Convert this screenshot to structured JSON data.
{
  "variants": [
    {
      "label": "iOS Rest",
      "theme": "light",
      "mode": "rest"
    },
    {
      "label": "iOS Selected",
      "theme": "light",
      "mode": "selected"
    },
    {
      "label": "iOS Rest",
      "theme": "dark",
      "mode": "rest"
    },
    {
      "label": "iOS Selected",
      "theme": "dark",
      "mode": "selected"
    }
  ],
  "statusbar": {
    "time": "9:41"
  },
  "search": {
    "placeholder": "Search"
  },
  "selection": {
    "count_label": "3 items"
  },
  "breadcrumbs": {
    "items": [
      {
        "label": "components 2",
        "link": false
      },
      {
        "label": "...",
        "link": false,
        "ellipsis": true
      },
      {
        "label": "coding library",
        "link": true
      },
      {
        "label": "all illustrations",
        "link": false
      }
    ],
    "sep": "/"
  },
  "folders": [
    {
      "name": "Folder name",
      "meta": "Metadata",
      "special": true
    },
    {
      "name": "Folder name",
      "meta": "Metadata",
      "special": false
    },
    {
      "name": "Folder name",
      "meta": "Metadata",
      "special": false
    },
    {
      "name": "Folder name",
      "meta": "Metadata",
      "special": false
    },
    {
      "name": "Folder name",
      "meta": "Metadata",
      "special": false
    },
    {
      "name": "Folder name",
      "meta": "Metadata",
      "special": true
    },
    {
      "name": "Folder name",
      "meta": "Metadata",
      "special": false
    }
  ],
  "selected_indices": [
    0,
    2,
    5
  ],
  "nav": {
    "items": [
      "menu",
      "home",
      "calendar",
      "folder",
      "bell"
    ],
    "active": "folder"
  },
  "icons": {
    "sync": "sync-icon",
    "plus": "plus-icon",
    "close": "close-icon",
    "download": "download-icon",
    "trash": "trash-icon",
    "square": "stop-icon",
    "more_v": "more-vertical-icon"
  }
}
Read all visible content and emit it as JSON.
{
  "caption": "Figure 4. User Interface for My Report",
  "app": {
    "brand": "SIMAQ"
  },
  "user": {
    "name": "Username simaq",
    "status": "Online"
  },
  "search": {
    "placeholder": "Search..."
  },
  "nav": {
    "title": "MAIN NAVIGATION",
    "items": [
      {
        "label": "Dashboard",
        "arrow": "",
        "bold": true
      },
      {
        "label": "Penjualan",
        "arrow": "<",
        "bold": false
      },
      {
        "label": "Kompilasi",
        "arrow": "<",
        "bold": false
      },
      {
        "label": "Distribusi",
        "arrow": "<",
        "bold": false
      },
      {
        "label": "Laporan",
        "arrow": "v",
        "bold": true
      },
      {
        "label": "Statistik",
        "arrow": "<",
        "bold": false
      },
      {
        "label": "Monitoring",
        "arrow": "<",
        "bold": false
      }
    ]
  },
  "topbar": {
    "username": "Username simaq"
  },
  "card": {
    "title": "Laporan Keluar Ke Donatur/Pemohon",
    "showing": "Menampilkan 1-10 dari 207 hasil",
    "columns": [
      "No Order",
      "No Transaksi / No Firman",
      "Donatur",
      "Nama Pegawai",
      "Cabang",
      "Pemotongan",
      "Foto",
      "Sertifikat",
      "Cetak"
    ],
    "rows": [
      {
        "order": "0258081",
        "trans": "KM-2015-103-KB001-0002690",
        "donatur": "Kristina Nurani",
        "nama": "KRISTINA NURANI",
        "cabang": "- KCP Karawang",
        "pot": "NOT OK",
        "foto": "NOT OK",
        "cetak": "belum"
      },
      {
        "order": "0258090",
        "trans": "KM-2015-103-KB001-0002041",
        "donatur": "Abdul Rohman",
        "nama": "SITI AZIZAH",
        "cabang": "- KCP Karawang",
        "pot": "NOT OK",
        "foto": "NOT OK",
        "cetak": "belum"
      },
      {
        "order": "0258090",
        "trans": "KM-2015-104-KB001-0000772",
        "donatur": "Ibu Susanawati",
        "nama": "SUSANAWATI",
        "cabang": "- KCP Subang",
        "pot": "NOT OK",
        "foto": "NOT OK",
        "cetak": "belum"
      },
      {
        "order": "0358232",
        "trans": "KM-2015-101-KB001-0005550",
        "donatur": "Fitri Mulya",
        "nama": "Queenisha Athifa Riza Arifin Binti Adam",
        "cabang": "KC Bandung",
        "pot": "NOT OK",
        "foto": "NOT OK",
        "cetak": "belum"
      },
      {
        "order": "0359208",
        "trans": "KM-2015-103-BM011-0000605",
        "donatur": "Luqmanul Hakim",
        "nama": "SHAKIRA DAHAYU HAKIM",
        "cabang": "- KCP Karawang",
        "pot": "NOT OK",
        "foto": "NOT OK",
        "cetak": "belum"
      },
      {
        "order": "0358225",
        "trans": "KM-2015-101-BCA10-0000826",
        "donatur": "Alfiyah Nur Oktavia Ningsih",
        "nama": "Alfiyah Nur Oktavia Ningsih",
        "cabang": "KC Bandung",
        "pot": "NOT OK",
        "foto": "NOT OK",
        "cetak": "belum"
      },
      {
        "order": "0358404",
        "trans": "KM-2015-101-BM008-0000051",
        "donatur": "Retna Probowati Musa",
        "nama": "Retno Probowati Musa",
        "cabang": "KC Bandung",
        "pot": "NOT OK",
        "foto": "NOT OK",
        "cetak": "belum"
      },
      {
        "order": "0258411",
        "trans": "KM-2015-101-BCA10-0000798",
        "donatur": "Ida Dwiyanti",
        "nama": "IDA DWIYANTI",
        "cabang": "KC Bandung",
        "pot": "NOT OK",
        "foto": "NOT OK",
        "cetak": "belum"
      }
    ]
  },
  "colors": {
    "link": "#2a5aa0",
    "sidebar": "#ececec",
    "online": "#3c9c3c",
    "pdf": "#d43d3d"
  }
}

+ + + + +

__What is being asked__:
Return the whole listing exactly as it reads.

__Task result__:
Convert this screenshot to structured JSON data.
{
  "variants": [
    {
      "label": "iOS Rest",
      "theme": "light",
      "mode": "rest"
    },
    {
      "label": "iOS Selected",
      "theme": "light",
      "mode": "selected"
    },
    {
      "label": "iOS Rest",
      "theme": "dark",
      "mode": "rest"
    },
    {
      "label": "iOS Selected",
      "theme": "dark",
      "mode": "selected"
    }
  ],
  "statusbar": {
    "time": "9:41"
  },
  "search": {
    "placeholder": "Search"
  },
  "selection": {
    "count_label": "3 items"
  },
  "breadcrumbs": {
    "items": [
      {
        "label": "components 2",
        "link": false
      },
      {
        "label": "...",
        "link": false,
        "ellipsis": true
      },
      {
        "label": "coding library",
        "link": true
      },
      {
        "label": "all illustrations",
        "link": false
      }
    ],
    "sep": "/"
  },
  "folders": [
    {
      "name": "Folder name",
      "meta": "Metadata",
      "special": true
    },
    {
      "name": "Folder name",
      "meta": "Metadata",
      "special": false
    },
    {
      "name": "Folder name",
      "meta": "Metadata",
      "special": false
    },
    {
      "name": "Folder name",
      "meta": "Metadata",
      "special": false
    },
    {
      "name": "Folder name",
      "meta": "Metadata",
      "special": false
    },
    {
      "name": "Folder name",
      "meta": "Metadata",
      "special": true
    },
    {
      "name": "Folder name",
      "meta": "Metadata",
      "special": false
    }
  ],
  "selected_indices": [
    0,
    2,
    5
  ],
  "nav": {
    "items": [
      "menu",
      "home",
      "calendar",
      "folder",
      "bell"
    ],
    "active": "folder"
  },
  "icons": {
    "sync": "sync-icon",
    "plus": "plus-icon",
    "close": "close-icon",
    "download": "download-icon",
    "trash": "trash-icon",
    "square": "stop-icon",
    "more_v": "more-vertical-icon"
  }
}
Read all visible content and emit it as JSON.
{
  "caption": "Figure 4. User Interface for My Report",
  "app": {
    "brand": "SIMAQ"
  },
  "user": {
    "name": "Username simaq",
    "status": "Online"
  },
  "search": {
    "placeholder": "Search..."
  },
  "nav": {
    "title": "MAIN NAVIGATION",
    "items": [
      {
        "label": "Dashboard",
        "arrow": "",
        "bold": true
      },
      {
        "label": "Penjualan",
        "arrow": "<",
        "bold": false
      },
      {
        "label": "Kompilasi",
        "arrow": "<",
        "bold": false
      },
      {
        "label": "Distribusi",
        "arrow": "<",
        "bold": false
      },
      {
        "label": "Laporan",
        "arrow": "v",
        "bold": true
      },
      {
        "label": "Statistik",
        "arrow": "<",
        "bold": false
      },
      {
        "label": "Monitoring",
        "arrow": "<",
        "bold": false
      }
    ]
  },
  "topbar": {
    "username": "Username simaq"
  },
  "card": {
    "title": "Laporan Keluar Ke Donatur/Pemohon",
    "showing": "Menampilkan 1-10 dari 207 hasil",
    "columns": [
      "No Order",
      "No Transaksi / No Firman",
      "Donatur",
      "Nama Pegawai",
      "Cabang",
      "Pemotongan",
      "Foto",
      "Sertifikat",
      "Cetak"
    ],
    "rows": [
      {
        "order": "0258081",
        "trans": "KM-2015-103-KB001-0002690",
        "donatur": "Kristina Nurani",
        "nama": "KRISTINA NURANI",
        "cabang": "- KCP Karawang",
        "pot": "NOT OK",
        "foto": "NOT OK",
        "cetak": "belum"
      },
      {
        "order": "0258090",
        "trans": "KM-2015-103-KB001-0002041",
        "donatur": "Abdul Rohman",
        "nama": "SITI AZIZAH",
        "cabang": "- KCP Karawang",
        "pot": "NOT OK",
        "foto": "NOT OK",
        "cetak": "belum"
      },
      {
        "order": "0258090",
        "trans": "KM-2015-104-KB001-0000772",
        "donatur": "Ibu Susanawati",
        "nama": "SUSANAWATI",
        "cabang": "- KCP Subang",
        "pot": "NOT OK",
        "foto": "NOT OK",
        "cetak": "belum"
      },
      {
        "order": "0358232",
        "trans": "KM-2015-101-KB001-0005550",
        "donatur": "Fitri Mulya",
        "nama": "Queenisha Athifa Riza Arifin Binti Adam",
        "cabang": "KC Bandung",
        "pot": "NOT OK",
        "foto": "NOT OK",
        "cetak": "belum"
      },
      {
        "order": "0359208",
        "trans": "KM-2015-103-BM011-0000605",
        "donatur": "Luqmanul Hakim",
        "nama": "SHAKIRA DAHAYU HAKIM",
        "cabang": "- KCP Karawang",
        "pot": "NOT OK",
        "foto": "NOT OK",
        "cetak": "belum"
      },
      {
        "order": "0358225",
        "trans": "KM-2015-101-BCA10-0000826",
        "donatur": "Alfiyah Nur Oktavia Ningsih",
        "nama": "Alfiyah Nur Oktavia Ningsih",
        "cabang": "KC Bandung",
        "pot": "NOT OK",
        "foto": "NOT OK",
        "cetak": "belum"
      },
      {
        "order": "0358404",
        "trans": "KM-2015-101-BM008-0000051",
        "donatur": "Retna Probowati Musa",
        "nama": "Retno Probowati Musa",
        "cabang": "KC Bandung",
        "pot": "NOT OK",
        "foto": "NOT OK",
        "cetak": "belum"
      },
      {
        "order": "0258411",
        "trans": "KM-2015-101-BCA10-0000798",
        "donatur": "Ida Dwiyanti",
        "nama": "IDA DWIYANTI",
        "cabang": "KC Bandung",
        "pot": "NOT OK",
        "foto": "NOT OK",
        "cetak": "belum"
      }
    ]
  },
  "colors": {
    "link": "#2a5aa0",
    "sidebar": "#ececec",
    "online": "#3c9c3c",
    "pdf": "#d43d3d"
  }
}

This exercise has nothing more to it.